Only one number is expected here, namely how many lines of the entries below hold the string "Investors".

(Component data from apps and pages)
********************
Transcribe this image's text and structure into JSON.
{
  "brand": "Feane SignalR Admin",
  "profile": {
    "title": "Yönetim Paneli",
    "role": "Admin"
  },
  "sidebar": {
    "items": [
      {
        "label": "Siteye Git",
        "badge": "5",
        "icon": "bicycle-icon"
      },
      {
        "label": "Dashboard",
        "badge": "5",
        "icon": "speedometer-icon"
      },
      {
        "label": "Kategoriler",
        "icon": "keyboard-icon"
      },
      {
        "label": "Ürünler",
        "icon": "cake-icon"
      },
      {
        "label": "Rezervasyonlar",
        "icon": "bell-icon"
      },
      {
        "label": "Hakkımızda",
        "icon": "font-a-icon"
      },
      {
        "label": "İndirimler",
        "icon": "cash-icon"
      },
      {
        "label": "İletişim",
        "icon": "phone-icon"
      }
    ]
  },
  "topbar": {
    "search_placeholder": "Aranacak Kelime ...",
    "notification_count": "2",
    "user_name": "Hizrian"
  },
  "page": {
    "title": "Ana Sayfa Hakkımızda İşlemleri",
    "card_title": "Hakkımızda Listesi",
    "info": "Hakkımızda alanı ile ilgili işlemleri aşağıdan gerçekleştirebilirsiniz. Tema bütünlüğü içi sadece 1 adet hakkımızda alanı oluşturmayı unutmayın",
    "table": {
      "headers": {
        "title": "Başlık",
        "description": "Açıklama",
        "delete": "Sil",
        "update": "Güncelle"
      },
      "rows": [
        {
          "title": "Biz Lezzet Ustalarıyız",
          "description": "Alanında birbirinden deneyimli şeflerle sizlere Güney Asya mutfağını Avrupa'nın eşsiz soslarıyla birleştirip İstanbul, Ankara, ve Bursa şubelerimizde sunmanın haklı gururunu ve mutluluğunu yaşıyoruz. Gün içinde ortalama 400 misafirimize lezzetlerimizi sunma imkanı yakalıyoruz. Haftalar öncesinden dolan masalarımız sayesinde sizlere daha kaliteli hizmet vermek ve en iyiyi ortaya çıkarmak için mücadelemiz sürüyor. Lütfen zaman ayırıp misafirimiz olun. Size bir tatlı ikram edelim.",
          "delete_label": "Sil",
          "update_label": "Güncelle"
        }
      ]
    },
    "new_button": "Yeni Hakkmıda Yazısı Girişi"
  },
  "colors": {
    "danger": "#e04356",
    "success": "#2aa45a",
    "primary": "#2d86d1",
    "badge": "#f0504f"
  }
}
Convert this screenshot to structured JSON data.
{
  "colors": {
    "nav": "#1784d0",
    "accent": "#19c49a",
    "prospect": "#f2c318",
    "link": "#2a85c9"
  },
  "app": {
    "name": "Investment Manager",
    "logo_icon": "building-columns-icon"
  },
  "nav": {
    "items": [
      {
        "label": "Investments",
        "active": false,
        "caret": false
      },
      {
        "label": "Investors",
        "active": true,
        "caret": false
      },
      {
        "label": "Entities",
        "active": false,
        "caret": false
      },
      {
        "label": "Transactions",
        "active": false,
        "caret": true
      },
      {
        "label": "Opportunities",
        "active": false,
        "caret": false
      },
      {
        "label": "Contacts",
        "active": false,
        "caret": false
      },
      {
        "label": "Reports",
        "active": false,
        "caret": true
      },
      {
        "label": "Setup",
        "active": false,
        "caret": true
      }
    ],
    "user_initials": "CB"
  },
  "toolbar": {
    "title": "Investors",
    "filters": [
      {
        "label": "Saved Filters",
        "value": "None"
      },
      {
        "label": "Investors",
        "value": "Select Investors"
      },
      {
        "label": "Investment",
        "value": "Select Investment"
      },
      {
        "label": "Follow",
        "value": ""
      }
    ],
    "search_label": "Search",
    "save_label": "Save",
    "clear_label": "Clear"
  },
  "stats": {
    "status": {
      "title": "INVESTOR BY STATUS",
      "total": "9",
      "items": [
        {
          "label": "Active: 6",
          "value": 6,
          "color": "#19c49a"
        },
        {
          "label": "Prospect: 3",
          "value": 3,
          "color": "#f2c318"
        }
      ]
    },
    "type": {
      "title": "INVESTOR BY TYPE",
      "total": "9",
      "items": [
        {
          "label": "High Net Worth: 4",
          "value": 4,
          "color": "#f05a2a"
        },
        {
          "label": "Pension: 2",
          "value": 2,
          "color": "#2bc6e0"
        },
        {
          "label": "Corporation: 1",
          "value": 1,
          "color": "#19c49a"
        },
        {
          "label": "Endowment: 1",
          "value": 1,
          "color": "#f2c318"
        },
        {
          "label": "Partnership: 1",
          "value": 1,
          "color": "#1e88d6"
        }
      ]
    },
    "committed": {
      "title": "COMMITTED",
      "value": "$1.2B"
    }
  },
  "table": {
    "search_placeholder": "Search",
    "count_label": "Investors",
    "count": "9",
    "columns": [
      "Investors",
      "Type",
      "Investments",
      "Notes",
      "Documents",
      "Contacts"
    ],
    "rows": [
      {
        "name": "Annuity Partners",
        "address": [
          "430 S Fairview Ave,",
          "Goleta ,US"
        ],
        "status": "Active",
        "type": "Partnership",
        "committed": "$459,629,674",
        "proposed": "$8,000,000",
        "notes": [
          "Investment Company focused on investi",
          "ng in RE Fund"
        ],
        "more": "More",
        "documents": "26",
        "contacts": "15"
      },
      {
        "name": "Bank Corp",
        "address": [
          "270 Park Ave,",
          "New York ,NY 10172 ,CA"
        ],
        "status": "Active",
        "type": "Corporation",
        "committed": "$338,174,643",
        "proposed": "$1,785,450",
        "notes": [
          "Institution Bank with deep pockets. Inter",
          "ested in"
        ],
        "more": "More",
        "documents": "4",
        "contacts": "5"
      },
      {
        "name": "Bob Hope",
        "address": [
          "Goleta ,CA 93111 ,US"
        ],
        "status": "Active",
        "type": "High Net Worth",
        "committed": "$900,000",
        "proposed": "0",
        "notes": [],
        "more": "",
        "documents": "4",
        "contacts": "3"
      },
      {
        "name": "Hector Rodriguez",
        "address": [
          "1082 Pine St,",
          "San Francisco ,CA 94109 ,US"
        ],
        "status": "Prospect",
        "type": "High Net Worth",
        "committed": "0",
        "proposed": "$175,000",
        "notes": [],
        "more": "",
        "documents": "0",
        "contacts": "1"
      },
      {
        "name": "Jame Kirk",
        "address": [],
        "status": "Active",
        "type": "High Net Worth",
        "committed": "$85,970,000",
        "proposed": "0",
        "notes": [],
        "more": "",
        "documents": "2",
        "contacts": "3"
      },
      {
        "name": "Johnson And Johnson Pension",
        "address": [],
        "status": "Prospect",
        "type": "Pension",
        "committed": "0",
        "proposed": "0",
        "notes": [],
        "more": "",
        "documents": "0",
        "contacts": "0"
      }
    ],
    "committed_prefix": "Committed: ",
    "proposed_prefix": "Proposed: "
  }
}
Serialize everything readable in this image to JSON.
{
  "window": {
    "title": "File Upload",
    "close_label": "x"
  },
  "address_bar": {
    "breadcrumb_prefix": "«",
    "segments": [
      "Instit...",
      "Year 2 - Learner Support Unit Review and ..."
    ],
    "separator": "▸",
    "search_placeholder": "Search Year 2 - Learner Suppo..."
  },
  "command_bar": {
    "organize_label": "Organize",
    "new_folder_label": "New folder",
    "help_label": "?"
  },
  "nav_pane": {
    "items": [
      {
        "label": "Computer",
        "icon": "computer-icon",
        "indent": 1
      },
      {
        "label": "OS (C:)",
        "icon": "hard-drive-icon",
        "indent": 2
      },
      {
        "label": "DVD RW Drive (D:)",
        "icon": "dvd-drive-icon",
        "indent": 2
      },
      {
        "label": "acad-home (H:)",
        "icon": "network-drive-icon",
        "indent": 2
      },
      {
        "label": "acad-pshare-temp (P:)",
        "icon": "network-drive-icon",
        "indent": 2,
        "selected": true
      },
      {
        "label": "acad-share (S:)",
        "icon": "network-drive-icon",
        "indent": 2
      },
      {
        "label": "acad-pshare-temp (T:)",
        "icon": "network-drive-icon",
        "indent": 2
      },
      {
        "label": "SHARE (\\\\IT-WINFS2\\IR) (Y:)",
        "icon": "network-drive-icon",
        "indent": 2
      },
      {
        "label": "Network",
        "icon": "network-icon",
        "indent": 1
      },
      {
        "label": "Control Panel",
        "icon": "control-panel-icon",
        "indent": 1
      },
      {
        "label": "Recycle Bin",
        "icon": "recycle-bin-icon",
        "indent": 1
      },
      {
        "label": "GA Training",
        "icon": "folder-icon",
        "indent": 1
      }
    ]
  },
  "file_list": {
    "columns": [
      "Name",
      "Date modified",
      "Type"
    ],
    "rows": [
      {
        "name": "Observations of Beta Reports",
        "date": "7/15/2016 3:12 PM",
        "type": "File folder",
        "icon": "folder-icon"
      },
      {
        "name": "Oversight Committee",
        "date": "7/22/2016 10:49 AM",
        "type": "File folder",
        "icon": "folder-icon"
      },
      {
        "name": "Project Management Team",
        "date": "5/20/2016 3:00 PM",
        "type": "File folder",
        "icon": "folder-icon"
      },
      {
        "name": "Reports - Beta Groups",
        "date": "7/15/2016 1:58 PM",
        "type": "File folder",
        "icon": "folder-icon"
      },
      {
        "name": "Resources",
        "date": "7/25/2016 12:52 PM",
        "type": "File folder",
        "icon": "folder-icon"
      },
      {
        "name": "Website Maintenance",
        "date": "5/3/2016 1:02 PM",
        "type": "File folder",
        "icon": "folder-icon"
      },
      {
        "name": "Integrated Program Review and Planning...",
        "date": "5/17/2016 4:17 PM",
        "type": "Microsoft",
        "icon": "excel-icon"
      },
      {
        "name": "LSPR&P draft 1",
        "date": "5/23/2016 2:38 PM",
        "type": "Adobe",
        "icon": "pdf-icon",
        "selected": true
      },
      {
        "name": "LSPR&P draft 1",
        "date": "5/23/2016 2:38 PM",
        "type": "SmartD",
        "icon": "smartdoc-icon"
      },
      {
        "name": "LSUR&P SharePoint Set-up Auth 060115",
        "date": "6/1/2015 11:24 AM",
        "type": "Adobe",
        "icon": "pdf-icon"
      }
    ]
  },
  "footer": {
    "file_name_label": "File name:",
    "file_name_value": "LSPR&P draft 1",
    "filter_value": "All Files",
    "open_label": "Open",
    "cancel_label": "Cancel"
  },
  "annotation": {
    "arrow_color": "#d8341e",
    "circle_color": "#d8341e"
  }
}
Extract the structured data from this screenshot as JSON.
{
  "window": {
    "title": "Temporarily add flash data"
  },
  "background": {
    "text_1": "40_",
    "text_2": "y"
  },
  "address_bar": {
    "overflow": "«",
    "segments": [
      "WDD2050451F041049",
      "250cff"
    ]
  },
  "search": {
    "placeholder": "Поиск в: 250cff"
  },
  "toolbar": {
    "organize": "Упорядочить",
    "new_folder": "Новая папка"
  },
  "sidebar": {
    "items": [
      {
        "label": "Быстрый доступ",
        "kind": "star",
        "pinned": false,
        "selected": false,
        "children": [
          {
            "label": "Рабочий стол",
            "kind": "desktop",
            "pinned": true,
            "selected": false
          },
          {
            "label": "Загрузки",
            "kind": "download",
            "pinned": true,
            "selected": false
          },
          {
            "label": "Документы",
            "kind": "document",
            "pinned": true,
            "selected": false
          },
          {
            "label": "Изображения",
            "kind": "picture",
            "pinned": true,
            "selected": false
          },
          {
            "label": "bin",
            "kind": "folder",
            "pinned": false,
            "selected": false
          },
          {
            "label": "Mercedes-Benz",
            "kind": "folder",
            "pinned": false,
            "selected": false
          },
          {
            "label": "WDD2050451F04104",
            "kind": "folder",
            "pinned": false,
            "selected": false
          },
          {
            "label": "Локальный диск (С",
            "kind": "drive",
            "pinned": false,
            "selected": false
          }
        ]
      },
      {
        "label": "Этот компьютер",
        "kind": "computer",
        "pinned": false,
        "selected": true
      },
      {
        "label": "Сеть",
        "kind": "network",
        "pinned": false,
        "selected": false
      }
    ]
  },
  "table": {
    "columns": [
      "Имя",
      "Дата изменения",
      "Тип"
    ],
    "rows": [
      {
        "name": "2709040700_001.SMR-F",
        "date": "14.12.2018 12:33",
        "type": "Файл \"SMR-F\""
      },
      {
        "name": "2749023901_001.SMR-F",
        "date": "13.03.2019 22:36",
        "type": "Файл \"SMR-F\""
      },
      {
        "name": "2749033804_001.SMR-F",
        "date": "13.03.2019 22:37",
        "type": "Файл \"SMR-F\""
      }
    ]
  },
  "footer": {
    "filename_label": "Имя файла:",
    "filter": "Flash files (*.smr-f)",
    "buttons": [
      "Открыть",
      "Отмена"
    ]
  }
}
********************
§ Result of this task:
6